Have you ever noticed how some people attract others to them? Whether it is their personality, attractiveness, or athletic skills - something pulls people toward them, while others have a smaller of friends and acquain- tances. do the same thing. One may pull strongly to it, while a second type of atom has much less “pulling power.”


Valence electrons of both atoms are always involved when those two atoms come together to form a . Chemical bonds are the basis for how elements combine with one another to form compounds. When these chemical bonds form, atoms of some elements have a greater ability to attract the electrons involved in the bond than other elements. Electronegativity is a measure of the ability of an atom to attract the electrons when the atom is part of a compound. Electronegativity differs from affinity because electron affinity is the actual energy released when an atom gains an electron. Electronegativity is not measured in energy units, but is rather a relative scale.
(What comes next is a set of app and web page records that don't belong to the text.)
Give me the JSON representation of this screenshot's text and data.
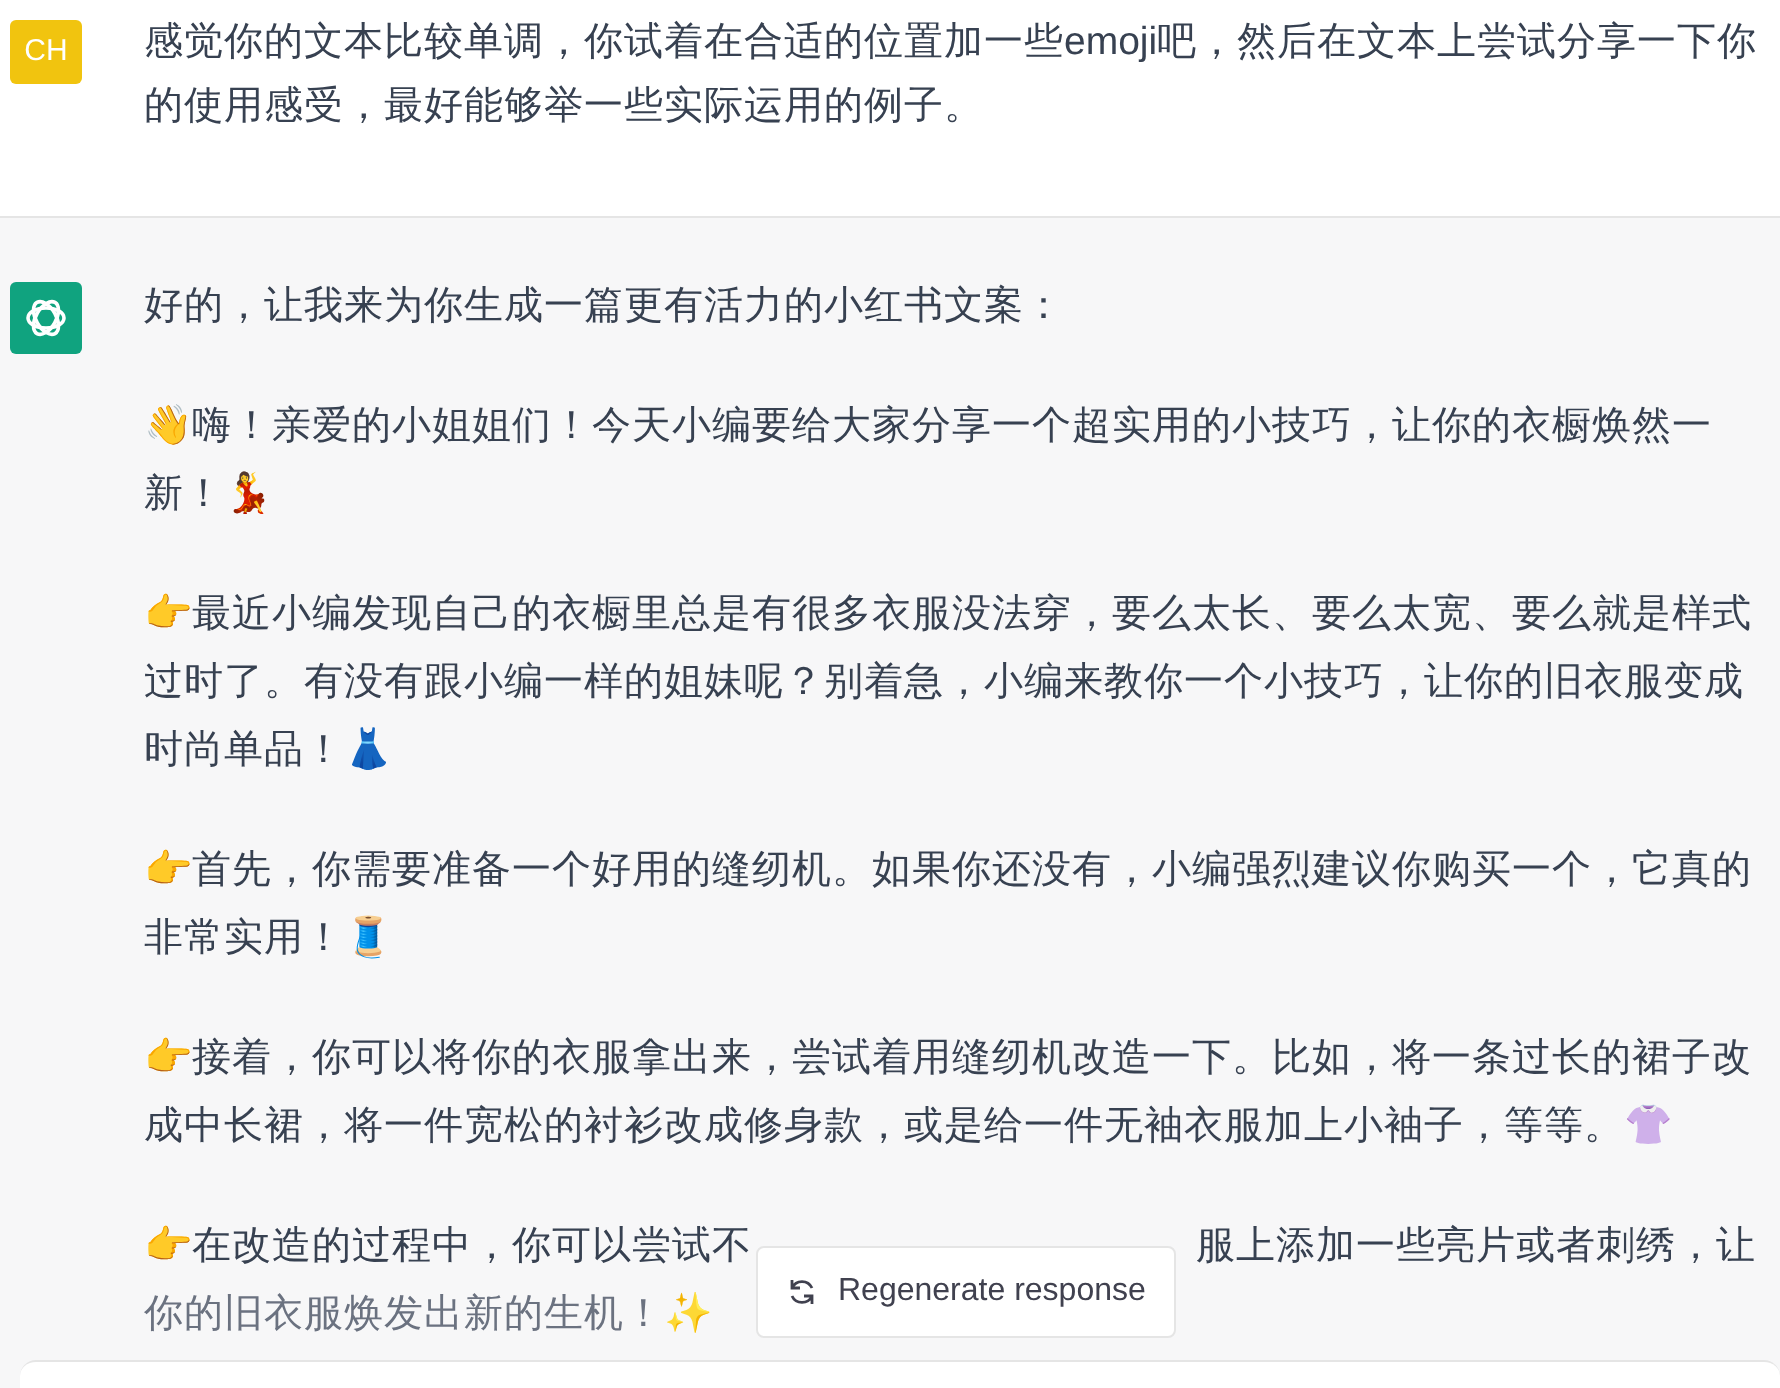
{
  "user_message": {
    "avatar": "CH",
    "text": "感觉你的文本比较单调，你试着在合适的位置加一些emoji吧，然后在文本上尝试分享一下你的使用感受，最好能够举一些实际运用的例子。"
  },
  "assistant_message": {
    "intro": "好的，让我来为你生成一篇更有活力的小红书文案：",
    "paragraphs": [
      {
        "text": "👋嗨！亲爱的小姐姐们！今天小编要给大家分享一个超实用的小技巧，让你的衣橱焕然一新！💃"
      },
      {
        "text": "👉最近小编发现自己的衣橱里总是有很多衣服没法穿，要么太长、要么太宽、要么就是样式过时了。有没有跟小编一样的姐妹呢？别着急，小编来教你一个小技巧，让你的旧衣服变成时尚单品！👗"
      },
      {
        "text": "👉首先，你需要准备一个好用的缝纫机。如果你还没有，小编强烈建议你购买一个，它真的非常实用！🧵"
      },
      {
        "text": "👉接着，你可以将你的衣服拿出来，尝试着用缝纫机改造一下。比如，将一条过长的裙子改成中长裙，将一件宽松的衬衫改成修身款，或是给一件无袖衣服加上小袖子，等等。👚"
      }
    ],
    "partly_covered_paragraph": {
      "before_button": "👉在改造的过程中，你可以尝试不",
      "after_button": "服上添加一些亮片或者刺绣，让",
      "last_line": "你的旧衣服焕发出新的生机！✨"
    }
  },
  "regenerate_button": {
    "label": "Regenerate response"
  }
}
All elements are compared to one another, with the most electronegative element, fluorine, being assigned an electronegativity value of 3.98. attracts electrons better than any other element. The table below shows the electronegativity values for the elements. Since have few valence electrons, they tend to increase their stability by losing electrons to become cations. Consequently, the of metals are generally low. have more valence electrons and increase their stability by gaining electrons to become anions. The electronegativities of nonmetals are generally high.


Electronegativities generally increase from left to right across a . This is due to an increase in nuclear charge. Alkali metals have the lowest electronegativities, while have the highest. Because most noble do not

1 www.ck12.org

FIGURE 1.1 The electronegativity scale was devel- oped by winning American . The largest elec- tronegativity (3.98) is assigned to fluorine and all other electronegativities measure- ments are on a relative scale.

form compounds, they do not have electronegativities. Note that there is little variation among the transition metals. Electronegativities generally decrease from top to bottom within a group due to the larger atomic size. Of the main group elements, fluorine has the highest electronegativity (EN = 4.0) and cesium the lowest (EN = 0.79). This indicates that fluorine has a high tendency to gain electrons from other elements with lower electronegativities. We can use these values to predict what happens when certain elements combine. The following video shows this.

MEDIA Click image to the left or use the URL below. URL: https://www.ck12.org/flx/render/embeddedobject/60986

When the difference between electronegativities is greater than ~1.7, then a complete exchange of electrons occurs. Typically this exchange is between a and a . For instance, and will typically combine to form a new compound and each becomes isoelectronic with its nearest noble . When we compare the EN values, we see that the electronegativity for Na is 0.93 and the value for Cl is 3.2. The absolute difference between ENs is |0.93 - 3.2| = 2.27. This value is greater than 1.7, and therefore indicates a complete electron exchange occurs.


• Electronegativity is a measure of the ability of an atom to attract the electrons when the atom is part of a compound. • Electronegativity values generally increase from left to right across the periodic table. • Electronegativities generally decrease from top to bottom of a group. • The highest electronegativity value is for fluorine.


1. Define “electronegativity.” 2. How does electronegativity differ from electron affinity? 3. Why are the electronegativity values of metals generally low? 4. Describe the trend in electronegativities across the periodic table. 5. Describe the trends in electronegativities in a group of the periodic table.

2 www.ck12.org Chapter 1. Periodic Trends: Electronegativity

• electronegativity: A measure of the ability of an atom to attract the electrons when the atom is part of a compound.


1. . Friends. 2. CK-12 Foundation - Christopher Auyeung. .